Roddick: A day after announcing his retirement, he provided his legions of New York fans with perhaps the final opportunity to celebrate him under the lights where he shone most brightly. One might have preferred a somewhat more convincing effort from his opponent, who failed to display all of his talents, but a victory for the former champion represented the appropriate and widely desired result for this particular evening.
Azarenka: Several hours before the match, we went on Twitter record as saying that the plucky Zheng would win at least three games from the world #1. Wrong. Azarenka surrendered just a solitary game to this creditable opponent, and she has reached the second week while dropping six games in all. In stark contrast to the Venus-Kerber epic from the previous night, the victory continued a pattern of staggeringly authoritative efforts by the top women on Ashe. While not scintillating to watch from a competitive perspective, these matches have demonstrated just how far the elite towers above the rest.
Del Potro: As he manages a concerning injury, a victory of any sort at the tournament that he won in such dramatic fashion three years ago should bolster his spirits. Not quite an elite contender from most perspectives, Del Potro looked highly convincing while surrendering just five games in an atmosphere of calm dominance during the first two sets against Harrison. Then he failed to deliver the coup de grace and temporarily allowed his overmatched opponent to claw his way into the match. Against a more capable foe, such a lapse could have proved more costly.

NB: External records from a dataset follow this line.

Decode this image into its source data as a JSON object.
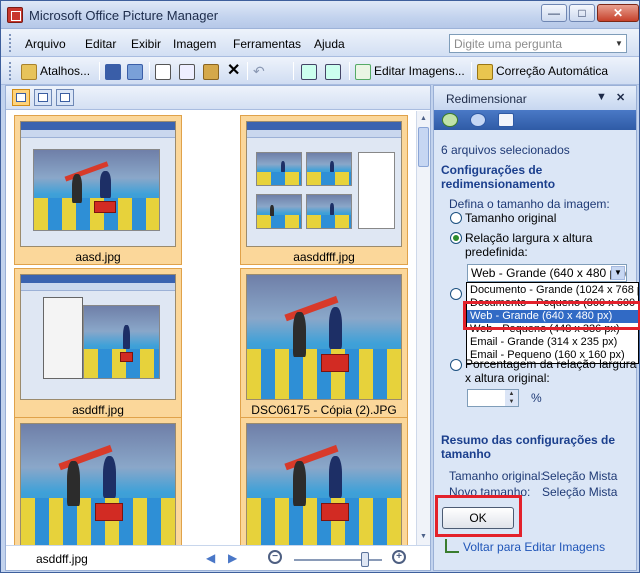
{
  "window": {
    "title": "Microsoft Office Picture Manager",
    "min_glyph": "—",
    "max_glyph": "□",
    "close_glyph": "✕"
  },
  "menu": {
    "items": [
      "Arquivo",
      "Editar",
      "Exibir",
      "Imagem",
      "Ferramentas",
      "Ajuda"
    ],
    "ask_placeholder": "Digite uma pergunta"
  },
  "toolbar": {
    "shortcuts_label": "Atalhos...",
    "edit_images_label": "Editar Imagens...",
    "auto_correct_label": "Correção Automática"
  },
  "thumbnails": [
    {
      "caption": "aasd.jpg",
      "kind": "screenshot"
    },
    {
      "caption": "aasddfff.jpg",
      "kind": "screenshot-grid"
    },
    {
      "caption": "asddff.jpg",
      "kind": "screenshot-menu"
    },
    {
      "caption": "DSC06175 - Cópia (2).JPG",
      "kind": "photo"
    },
    {
      "caption": "",
      "kind": "photo"
    },
    {
      "caption": "",
      "kind": "photo"
    }
  ],
  "status": {
    "current_file": "asddff.jpg",
    "zoom_out_glyph": "−",
    "zoom_in_glyph": "+"
  },
  "taskpane": {
    "title": "Redimensionar",
    "selected_count": "6 arquivos selecionados",
    "settings_heading": "Configurações de redimensionamento",
    "size_prompt": "Defina o tamanho da imagem:",
    "opt_original": "Tamanho original",
    "opt_ratio_1": "Relação largura x altura",
    "opt_ratio_2": "predefinida:",
    "combo_value": "Web - Grande (640 x 480 px)",
    "dropdown_options": [
      "Documento - Grande (1024 x 768 px)",
      "Documento - Pequeno (800 x 600 px)",
      "Web - Grande (640 x 480 px)",
      "Web - Pequeno (448 x 336 px)",
      "Email - Grande (314 x 235 px)",
      "Email - Pequeno (160 x 160 px)"
    ],
    "dropdown_selected_index": 2,
    "opt_percent_1": "Porcentagem da relação largura",
    "opt_percent_2": "x altura original:",
    "percent_unit": "%",
    "summary_heading": "Resumo das configurações de tamanho",
    "orig_size_label": "Tamanho original:",
    "orig_size_value": "Seleção Mista",
    "new_size_label": "Novo tamanho:",
    "new_size_value": "Seleção Mista",
    "ok_label": "OK",
    "back_link": "Voltar para Editar Imagens"
  },
  "colors": {
    "highlight": "#e3212b",
    "selection": "#316ac5",
    "thumb_frame": "#fbd79a"
  }
}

Harrison: Even though he departed in the second round of the US Open, sooner than this ambitious youngster would have preferred, he won a set from a top-10 player and Olympic medalist. After Del Potro had throttled him through the first two sets, Harrison resisted the impulse to surrender and battled back to turn the encounter from a rout into a respectable four-setter. He won’t win style points like these forever, but for now a creditable loss like this second-round encounter should content American fans.
Wawrinka: Although his turbulent five-set victory over Darcis featured plenty of unsightly moments and nervous shots from both players, the Swiss #2 will feel relieved to have advanced in such a tense thriller after losing a strikingly similar match to Donald Young here last year. At his best on clay, Wawrinka has reached the quarterfinals of the US Open before and found his best form of the year in Cincinnati this month, so he should fancy his chances of reaching the second week against an exhausted Dolgopolov.
Isner: Again losing a set to a virtually irrelevant veteran, he continues to make life in the first week of majors more difficult than necessary. Similarly extended affairs resulted in a premature exit from the Australian Open, and he may rue the loss of a second-set tiebreak in which he held three separate leads. But Isner did save break points boldly in the crucial third set and struck for the key break at the best possible moment, showing a keen sense of timing that recalled Sampras and other great servers.
Li: Despite her outstanding results over the summer, when she nearly completed a Canada-Cincinnati double, Li continues to underachieve at majors. She has not reached a quarterfinal at any of the six that she has played since winning Roland Garros last year, and her last three losses have come against players clearly below her level in Shvedova, Cirstea, and Robson. Rarely enjoying her previous visits to New York, Li may find the atmosphere there distracting or intimidating.
Baghdatis: Gifted chance after chance to force a fifth set against a player who looked as weary as he did, he twice failed to serve out the fourth set and then double-faulted away the match in a fourth-set tiebreak. In view of his evident talents on hard courts and widespread fan appeal, the fact that Baghdatis never has reached the third round of the US Open in eight appearances comes as a jolt but testifies to his inherent unreliability.